PTBA held Rp4.26 trillion ($443 million) in cash and cash equivalent at the end of June, according to figures from its financial report.
“We are expecting that the China Development Bank will give loans to support the remaining 75 percent of total funds needed,” PTBA president director Milawarma said.
PTBA said that it would supply the joint venture with 5.4 million tons of coal per year for the power plant. The coal supply agreement will be in place for 25 years.
Electricity produced from the power plant will be sold to PLN, also for 25 years, to be distributed to areas in Sumatra and Java.
“We hope to sign a power purchase agreement with PLN this month and start the construction of the power plant next year,” Milawarma said.
PTBA has several other power plant development projects, including the 2×8-MW coal-fired power plant in Tarahan, Lampung. The power plant is expected to begin operations by the end of 2013.
The company is also working on the development of Banjarsari power plant, which will have a capacity of 2×110 MW and is expected to start operations in 2014.
Earlier this month, PTBA has enjoyed the operation of its 3×10-MW power plant in Tanjung Enim, South Sumatra. The company signed agreement to sell the plant’s excess power, nearly 6 MW, to PLN.
Investment of up to $638 million
China Huadian Group Co. , one of China’s five largest state-owned power generation enterprises, started construction of a coal-fired steam power plant in Indonesia’s Bali province on Tuesday, in a bid to ease the island’s electricity shortage.
The new facility, with a total investment of up to $638 million, sits in the north coast of the island and 120 km north of Bali’s capital Denpasar. Phase I of the plant has an installed capacity of 3x142MW and is expected to put into use in the first half of 2014.
“The independent power plant will cut the island’s electricity deficit and increase the stability of the grid,” said Deng Jianling, Vice President of China Huadian Group, on the commencement ceremony.

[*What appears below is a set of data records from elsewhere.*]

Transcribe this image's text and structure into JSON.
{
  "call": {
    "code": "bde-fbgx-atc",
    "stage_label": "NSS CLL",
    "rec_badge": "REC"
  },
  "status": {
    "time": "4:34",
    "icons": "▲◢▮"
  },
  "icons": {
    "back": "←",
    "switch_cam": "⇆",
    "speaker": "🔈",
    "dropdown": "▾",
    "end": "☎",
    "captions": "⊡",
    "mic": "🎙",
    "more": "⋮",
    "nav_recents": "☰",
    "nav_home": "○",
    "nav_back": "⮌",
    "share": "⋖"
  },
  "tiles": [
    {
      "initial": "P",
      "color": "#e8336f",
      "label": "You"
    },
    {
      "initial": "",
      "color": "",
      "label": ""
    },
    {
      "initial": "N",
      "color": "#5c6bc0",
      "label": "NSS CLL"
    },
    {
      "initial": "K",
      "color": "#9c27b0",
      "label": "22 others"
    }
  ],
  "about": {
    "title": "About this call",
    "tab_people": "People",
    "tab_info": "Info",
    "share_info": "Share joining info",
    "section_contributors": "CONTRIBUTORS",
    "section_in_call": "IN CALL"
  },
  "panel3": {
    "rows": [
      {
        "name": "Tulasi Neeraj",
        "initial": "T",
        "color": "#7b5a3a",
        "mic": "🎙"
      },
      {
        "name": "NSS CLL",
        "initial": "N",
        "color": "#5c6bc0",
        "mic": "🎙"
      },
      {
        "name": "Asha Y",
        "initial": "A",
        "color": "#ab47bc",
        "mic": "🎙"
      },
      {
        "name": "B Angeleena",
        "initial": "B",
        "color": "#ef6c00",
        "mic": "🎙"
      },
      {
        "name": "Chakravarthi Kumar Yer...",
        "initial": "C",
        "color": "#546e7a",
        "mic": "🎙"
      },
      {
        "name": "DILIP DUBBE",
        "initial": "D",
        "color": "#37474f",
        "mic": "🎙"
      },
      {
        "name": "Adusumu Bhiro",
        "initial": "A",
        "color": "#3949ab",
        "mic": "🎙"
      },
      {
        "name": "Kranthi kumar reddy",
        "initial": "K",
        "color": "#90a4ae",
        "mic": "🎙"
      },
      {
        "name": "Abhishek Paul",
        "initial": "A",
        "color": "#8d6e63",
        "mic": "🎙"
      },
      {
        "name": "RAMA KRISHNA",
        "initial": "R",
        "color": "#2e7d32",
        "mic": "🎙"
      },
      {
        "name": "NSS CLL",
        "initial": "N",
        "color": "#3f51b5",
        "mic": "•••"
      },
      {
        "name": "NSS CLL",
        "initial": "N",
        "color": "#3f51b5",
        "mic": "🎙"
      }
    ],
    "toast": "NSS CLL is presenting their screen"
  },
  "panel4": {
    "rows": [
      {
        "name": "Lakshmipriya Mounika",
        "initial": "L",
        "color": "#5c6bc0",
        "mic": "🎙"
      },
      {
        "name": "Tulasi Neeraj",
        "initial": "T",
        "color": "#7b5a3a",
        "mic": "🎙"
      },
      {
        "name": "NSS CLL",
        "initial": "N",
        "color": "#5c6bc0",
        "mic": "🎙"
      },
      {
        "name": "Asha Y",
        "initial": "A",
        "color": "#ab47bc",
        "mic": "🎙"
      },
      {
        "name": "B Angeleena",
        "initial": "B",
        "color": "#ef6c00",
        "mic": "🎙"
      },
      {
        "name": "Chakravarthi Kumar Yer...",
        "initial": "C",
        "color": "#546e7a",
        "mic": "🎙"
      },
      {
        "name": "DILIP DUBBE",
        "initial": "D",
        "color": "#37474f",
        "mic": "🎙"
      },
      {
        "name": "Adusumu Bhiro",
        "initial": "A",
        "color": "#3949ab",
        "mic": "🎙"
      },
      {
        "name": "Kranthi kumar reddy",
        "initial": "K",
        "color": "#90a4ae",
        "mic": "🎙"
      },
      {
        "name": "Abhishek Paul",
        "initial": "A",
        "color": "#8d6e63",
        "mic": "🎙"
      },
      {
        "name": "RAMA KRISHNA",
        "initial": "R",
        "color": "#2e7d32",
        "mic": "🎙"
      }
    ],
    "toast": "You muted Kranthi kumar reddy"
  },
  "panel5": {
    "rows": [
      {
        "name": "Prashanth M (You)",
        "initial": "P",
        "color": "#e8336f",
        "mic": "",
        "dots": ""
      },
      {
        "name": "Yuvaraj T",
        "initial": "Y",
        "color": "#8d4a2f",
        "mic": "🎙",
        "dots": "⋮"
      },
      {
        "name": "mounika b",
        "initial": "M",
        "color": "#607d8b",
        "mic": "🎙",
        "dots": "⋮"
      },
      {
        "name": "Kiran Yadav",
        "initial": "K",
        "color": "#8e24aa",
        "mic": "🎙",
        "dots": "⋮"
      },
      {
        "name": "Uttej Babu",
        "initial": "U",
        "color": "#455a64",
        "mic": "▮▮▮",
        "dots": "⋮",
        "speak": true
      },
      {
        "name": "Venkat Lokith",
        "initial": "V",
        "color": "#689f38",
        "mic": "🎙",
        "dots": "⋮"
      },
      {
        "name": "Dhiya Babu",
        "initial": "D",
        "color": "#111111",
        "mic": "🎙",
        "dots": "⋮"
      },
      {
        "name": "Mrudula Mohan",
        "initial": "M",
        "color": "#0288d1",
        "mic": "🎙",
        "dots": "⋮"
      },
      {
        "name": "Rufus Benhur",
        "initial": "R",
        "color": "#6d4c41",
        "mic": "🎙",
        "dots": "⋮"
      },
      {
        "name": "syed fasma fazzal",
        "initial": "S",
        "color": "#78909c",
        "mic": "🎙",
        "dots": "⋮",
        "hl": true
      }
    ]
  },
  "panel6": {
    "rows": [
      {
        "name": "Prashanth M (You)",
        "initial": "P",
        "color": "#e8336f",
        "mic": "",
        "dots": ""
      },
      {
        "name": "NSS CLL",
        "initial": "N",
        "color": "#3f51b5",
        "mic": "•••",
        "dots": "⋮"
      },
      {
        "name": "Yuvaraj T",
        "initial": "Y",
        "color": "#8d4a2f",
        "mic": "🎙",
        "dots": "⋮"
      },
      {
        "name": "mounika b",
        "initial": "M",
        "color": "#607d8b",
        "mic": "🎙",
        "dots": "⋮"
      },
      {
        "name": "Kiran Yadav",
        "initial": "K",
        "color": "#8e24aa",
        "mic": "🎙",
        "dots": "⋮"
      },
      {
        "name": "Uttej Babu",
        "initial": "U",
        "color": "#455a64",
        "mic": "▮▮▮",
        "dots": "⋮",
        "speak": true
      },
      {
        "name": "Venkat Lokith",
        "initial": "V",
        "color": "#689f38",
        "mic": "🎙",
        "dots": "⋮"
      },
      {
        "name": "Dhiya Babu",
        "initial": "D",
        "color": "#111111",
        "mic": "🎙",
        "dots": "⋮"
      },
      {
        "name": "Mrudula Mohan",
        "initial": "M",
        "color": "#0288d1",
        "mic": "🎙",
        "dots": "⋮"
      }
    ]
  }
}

The new plant, which is equipped with clean and highly effective coal-fired power generation technology, is expected to be the biggest power producer in the island on completetion, according to Deng.
Henky, representative from Indonesian state utility Perusahaan Listrik Negara (PLN) said on the event, the poor infrastructure in Indonesia, especially the insufficient supply of electricity, has been the main hurdle to the country’s economic development.
Indonesia, the biggest economy in Southeast Asia, is current facing an electricity deficit.
“Investment from China is very important for the country’s development on infrastructure sector,” he added.
China has invested more than $7 billion in Indonesia’s power and infrastructure sectors since the establishment of the strategic partnership between the two countries in 2005, according to Chinese embassy to Indonesia.
China Huadian Group, serving as an independent power producer ( IPP) in this project, currently owns two controlling thermal power plant in Indonesia, the other one is in Batam. (Raras Cahyafitri, The Jakarta Post, http://www.globaltimes.cn/content/729771.shtml)